··· Input data

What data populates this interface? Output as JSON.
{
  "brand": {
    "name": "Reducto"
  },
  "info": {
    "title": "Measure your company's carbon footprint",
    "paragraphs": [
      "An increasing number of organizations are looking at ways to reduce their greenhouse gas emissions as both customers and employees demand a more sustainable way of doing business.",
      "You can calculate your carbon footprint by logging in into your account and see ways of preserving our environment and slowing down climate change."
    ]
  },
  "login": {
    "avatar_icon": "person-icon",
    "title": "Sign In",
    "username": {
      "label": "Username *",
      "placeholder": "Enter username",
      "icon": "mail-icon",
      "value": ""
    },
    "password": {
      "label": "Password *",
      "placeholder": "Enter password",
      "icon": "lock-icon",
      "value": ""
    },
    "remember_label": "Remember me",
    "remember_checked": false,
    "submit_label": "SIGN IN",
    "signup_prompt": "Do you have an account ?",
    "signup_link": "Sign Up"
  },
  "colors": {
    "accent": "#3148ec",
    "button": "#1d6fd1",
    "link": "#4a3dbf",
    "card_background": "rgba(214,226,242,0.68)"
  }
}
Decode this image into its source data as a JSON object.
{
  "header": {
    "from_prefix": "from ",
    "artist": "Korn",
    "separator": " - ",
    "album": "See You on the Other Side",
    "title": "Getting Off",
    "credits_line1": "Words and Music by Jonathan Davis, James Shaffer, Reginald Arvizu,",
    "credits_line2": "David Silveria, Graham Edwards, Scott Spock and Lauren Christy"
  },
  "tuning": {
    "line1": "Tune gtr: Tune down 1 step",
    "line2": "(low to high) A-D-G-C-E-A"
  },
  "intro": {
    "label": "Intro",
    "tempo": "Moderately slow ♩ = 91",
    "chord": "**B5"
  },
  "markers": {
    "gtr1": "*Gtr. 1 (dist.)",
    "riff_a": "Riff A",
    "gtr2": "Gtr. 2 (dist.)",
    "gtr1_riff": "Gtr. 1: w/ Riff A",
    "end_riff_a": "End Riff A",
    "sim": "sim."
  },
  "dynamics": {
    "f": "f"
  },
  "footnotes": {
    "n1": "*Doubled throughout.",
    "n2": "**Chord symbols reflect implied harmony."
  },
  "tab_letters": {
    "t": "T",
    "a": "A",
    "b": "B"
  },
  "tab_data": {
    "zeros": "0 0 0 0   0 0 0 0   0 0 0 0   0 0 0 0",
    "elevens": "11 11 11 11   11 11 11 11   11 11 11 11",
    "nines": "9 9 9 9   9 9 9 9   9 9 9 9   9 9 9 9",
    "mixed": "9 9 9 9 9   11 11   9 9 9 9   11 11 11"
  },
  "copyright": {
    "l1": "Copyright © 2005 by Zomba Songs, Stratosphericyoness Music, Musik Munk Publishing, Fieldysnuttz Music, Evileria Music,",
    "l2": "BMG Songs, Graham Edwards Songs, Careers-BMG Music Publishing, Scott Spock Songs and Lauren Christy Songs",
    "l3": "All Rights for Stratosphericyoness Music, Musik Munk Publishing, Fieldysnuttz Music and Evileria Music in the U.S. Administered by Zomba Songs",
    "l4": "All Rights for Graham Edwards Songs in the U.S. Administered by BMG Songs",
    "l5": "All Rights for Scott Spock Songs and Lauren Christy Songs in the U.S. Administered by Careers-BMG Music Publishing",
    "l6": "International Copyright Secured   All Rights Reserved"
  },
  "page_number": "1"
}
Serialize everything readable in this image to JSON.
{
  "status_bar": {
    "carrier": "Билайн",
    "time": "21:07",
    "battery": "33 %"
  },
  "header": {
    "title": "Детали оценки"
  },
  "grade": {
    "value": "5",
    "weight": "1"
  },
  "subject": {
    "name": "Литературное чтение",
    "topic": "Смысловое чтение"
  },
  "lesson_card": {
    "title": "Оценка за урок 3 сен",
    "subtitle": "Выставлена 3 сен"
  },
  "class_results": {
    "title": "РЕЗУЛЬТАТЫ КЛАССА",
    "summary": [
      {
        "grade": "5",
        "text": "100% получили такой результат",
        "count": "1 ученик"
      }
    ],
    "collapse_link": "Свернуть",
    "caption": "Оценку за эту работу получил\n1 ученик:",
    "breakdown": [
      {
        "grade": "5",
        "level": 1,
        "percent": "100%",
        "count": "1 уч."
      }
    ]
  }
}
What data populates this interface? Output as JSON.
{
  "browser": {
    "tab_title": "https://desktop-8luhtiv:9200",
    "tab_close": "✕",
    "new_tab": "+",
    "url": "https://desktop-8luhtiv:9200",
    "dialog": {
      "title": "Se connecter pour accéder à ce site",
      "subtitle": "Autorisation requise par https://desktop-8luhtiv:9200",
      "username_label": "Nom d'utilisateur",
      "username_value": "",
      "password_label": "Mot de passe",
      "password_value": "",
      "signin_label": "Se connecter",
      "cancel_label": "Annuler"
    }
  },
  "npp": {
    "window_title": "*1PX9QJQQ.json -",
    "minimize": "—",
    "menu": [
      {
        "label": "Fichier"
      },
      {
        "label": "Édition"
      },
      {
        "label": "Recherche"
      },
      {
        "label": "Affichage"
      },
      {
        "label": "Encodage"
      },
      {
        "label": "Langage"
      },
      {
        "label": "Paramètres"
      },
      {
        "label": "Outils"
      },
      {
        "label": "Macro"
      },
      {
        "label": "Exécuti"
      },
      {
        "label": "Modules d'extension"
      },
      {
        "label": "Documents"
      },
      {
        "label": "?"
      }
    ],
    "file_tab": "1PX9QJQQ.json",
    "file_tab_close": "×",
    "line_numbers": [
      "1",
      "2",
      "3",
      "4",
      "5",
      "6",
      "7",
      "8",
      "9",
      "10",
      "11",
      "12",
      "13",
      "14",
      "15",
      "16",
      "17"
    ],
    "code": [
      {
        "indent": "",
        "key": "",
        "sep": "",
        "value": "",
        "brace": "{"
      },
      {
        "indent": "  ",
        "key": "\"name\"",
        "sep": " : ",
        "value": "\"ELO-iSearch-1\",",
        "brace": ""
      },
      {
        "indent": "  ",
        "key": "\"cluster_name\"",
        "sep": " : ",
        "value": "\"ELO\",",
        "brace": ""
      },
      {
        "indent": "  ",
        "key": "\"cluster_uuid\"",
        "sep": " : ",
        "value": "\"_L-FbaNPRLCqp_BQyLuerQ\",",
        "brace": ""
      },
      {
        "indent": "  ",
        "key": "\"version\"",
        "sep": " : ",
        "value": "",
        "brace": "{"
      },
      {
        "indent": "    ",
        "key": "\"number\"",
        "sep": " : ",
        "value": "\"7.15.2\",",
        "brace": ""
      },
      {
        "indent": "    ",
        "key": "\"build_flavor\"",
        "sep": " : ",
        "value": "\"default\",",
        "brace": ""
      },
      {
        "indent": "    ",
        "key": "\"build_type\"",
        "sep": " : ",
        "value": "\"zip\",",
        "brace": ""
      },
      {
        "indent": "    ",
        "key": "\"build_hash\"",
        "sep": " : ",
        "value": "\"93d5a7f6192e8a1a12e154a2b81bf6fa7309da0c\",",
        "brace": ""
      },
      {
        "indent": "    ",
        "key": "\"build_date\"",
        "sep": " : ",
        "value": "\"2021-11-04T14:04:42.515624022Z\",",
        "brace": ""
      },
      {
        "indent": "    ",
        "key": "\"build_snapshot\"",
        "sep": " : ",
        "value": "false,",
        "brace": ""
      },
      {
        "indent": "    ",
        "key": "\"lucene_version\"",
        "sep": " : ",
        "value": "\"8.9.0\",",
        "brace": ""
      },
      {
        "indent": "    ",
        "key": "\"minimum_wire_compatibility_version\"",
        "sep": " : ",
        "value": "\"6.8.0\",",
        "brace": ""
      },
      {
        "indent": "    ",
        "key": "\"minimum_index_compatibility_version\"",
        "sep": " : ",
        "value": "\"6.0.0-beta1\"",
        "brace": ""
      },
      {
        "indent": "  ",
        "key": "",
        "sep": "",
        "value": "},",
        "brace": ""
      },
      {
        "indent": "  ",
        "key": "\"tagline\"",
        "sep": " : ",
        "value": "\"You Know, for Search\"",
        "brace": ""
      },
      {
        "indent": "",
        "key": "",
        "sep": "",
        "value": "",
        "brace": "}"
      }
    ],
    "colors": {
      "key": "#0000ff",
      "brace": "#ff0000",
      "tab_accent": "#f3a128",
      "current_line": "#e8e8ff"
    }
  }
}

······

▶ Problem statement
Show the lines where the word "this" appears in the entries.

▶ Reply to the task
What data populates this interface? Output as JSON.
Decode this image into its source data as a JSON object.
Serialize everything readable in this image to JSON.
What data populates this interface? Output as JSON.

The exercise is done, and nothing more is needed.